Now that I am done with the town hall meetings, I will move on to other parts of my outreach and needs assessment. I am currently looking into more direct mailings of surveys to survivors to get more feedback, and we are looking into setting up town hall events for the children and grandchildren of survivors. My hope is that by talking to the children and grandchildren of survivors separately I will be able to hear more feedback, and possibly gain a different perspective on the needs of the survivor community. So far, we have had over 52% response rate for our mailed survey! That is very exciting, and I never expected to get such a great response rate. These are just a few of the things I am looking at doing in the near future. I am more excited now for the rest of the work I have the privilege of doing than I was when I started the job. 

Until next week... 

Wednesday, October 22, 2014

Spreading the Word

Welcome back everyone! With the shorter weeks for the holidays, I decided to take a break so I would have a little more to write about.  Quite a bit has happened since I last posted. Town hall meetings are taking place this week.
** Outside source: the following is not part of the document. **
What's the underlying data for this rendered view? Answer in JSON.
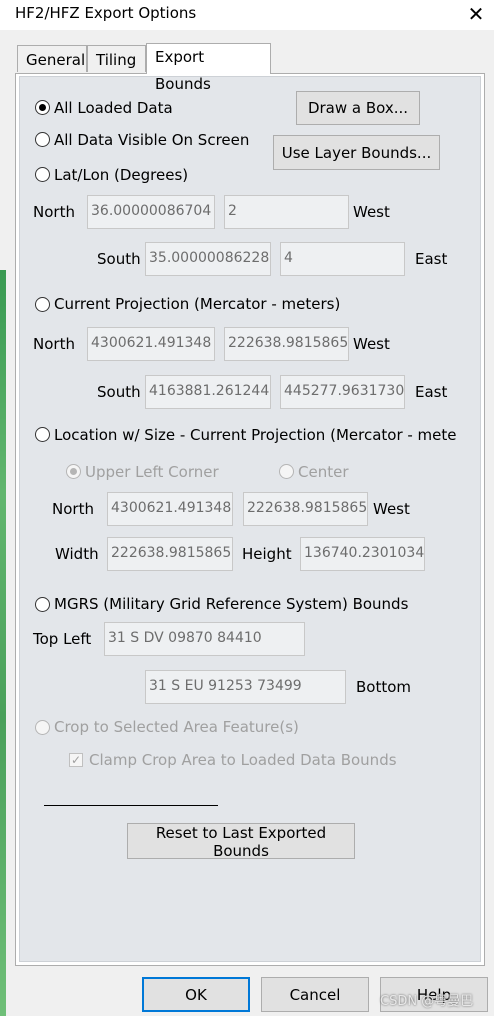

Time sure is flying by! In the past two weeks, in addition to confirming the dates for the community meetings, I finalized the flyers, got assistance in translating them to Russian, and started flyering. With the help of the case workers and supervisors flyers have been going up all over town. Also, we decided to do a direct mailing campaign that includes the flyer and the survey in an attempt to get more people to come to the town hall meeting and to respond to the needs assessment survey.  The survey was also translated into Russian. I was able to directly mail about 200 survivors with a copy of the flyer in the appropriate language and included a copy of the survey as well with an addressed and stamped envelope. I have already received over 50 responses! In addition to the first wave of direct mailings, several hundred bilingual copies of the flyer were being stuffed into bills that went out last week. I am hoping that all of this work will lead to having a lot of feedback. The more feedback I have, the better job I can do in assessing the needs of the survivor community.  I am also thinking about doing a second mailing, possibly after the town hall meetings, with the survey and a letter explaining what I am doing and what information I’m hoping to collect. That way those that could not attend can make sure their voice is heard. All in all, about 660 flyers have been sent out through the mail and flyering campaigns.

So, this week we are holding four town hall meetings. Three of the town hall meetings will be in English, in a variety of locations, and at a variety of times, and one will be held in Russian for the Russian-speaking survivors. I am very proud of our effort to make sure to include the Russian speaking population as they can sometimes be overlooked. I hope that by translating all of our documents into Russian and having Russian-speaking representatives at the town hall, they will be able to come and express their concerns. Once I have collected all of the surveys I can begin to crunch the numbers and see what the common needs are. Additionally, my survey should help us identify those that would like me to meet with them one on one to discuss their needs, or those that would like additional follow up from either the resource center, or their current case worker.

Since I can never seem to do one thing at a time I have also started doing some research on best practices for working with survivors as additional support, or even differences in communication expectations may be needed based on the survivor’s experiences. My hope is to use this information to update the training materials we currently have for training volunteers, caseworkers, and possibly even elder care facilities that are not aware of the special needs for survivors. I have also received some great resources from a fellow VISTA I met at my national training in August that may lead to some new funding sources for new projects based on the needs assessment. I am very happy about all of the work I am getting done, and even more excited about the possibilities of where this first step may take me, as well as my organization.

Until next week…